Wallaesa v. FAA, No. 13-1222 (D.C. Cir. 2016)Annotate this Case
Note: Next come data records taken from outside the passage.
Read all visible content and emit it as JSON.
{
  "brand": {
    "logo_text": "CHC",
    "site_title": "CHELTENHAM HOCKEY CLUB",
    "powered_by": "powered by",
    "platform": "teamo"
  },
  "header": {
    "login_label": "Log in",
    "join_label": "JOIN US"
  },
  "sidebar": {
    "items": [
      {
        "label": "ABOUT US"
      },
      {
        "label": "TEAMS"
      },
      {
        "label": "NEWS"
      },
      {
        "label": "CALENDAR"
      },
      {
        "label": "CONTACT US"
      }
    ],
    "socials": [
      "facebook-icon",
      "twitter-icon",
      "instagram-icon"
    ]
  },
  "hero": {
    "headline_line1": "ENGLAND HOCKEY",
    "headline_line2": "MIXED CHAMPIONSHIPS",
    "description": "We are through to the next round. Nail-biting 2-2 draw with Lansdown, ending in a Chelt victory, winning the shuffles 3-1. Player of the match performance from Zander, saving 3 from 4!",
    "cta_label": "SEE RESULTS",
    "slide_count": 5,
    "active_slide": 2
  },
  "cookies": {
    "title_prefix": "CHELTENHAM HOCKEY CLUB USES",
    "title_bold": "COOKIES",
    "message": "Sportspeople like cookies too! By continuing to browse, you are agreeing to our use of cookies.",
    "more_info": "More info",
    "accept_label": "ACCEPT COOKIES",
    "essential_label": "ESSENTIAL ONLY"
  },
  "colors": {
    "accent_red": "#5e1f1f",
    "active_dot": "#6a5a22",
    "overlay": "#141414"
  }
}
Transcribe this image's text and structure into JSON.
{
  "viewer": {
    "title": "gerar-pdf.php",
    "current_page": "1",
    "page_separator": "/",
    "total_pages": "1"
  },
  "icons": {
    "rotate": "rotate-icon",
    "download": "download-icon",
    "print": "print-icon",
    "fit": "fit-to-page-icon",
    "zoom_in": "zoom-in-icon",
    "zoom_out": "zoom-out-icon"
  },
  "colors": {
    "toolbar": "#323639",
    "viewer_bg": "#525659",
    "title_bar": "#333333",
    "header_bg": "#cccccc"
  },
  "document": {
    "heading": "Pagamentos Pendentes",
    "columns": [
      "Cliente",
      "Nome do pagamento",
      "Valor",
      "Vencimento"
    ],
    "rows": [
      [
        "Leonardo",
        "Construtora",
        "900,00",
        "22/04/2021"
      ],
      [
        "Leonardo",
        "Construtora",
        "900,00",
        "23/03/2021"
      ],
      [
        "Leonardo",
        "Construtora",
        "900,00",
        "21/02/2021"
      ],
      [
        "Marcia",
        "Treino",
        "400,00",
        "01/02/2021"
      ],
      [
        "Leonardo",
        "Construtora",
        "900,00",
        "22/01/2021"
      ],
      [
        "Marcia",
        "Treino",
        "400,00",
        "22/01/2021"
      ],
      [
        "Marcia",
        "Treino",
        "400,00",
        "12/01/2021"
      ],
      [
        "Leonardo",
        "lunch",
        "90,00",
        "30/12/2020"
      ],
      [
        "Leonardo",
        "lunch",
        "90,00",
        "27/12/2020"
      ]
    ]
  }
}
After petitioner was charged with violating FAA regulations while on board a flight, including interfering with crewmember duties, the ALJ rejected petitioner's claim that a medical emergency caused his erratic behavior. The charges stemmed from petitioner's actions on the flight where he thought he was in love with another passenger and would not follow crewmember instructions to stop talking to her and leave her alone. The court rejected amicus's argument and concluded that it had no doubt that proscribing passenger interference with crewmember duties satisfies the “minimum nexus” to safety in flight required by Bargmann v. Helms; the FAA has authority to impose civil penalties on passengers under 49 U.S.C. 46301(a)(5)(A) where the term "individual" applies to the common sense understanding that the term refers to a natural person; the Agency did not improperly add omitted violations to the amended notice and thus petitioner did not receive inadequate notice of the violations; and the court rejected petitioner's arguments regarding the Administrator's determination that petitioner violated the Interference Rule and the Seatbelt Rules. Because the court found no merit in petitioner's challenges, the court denied the petition for review.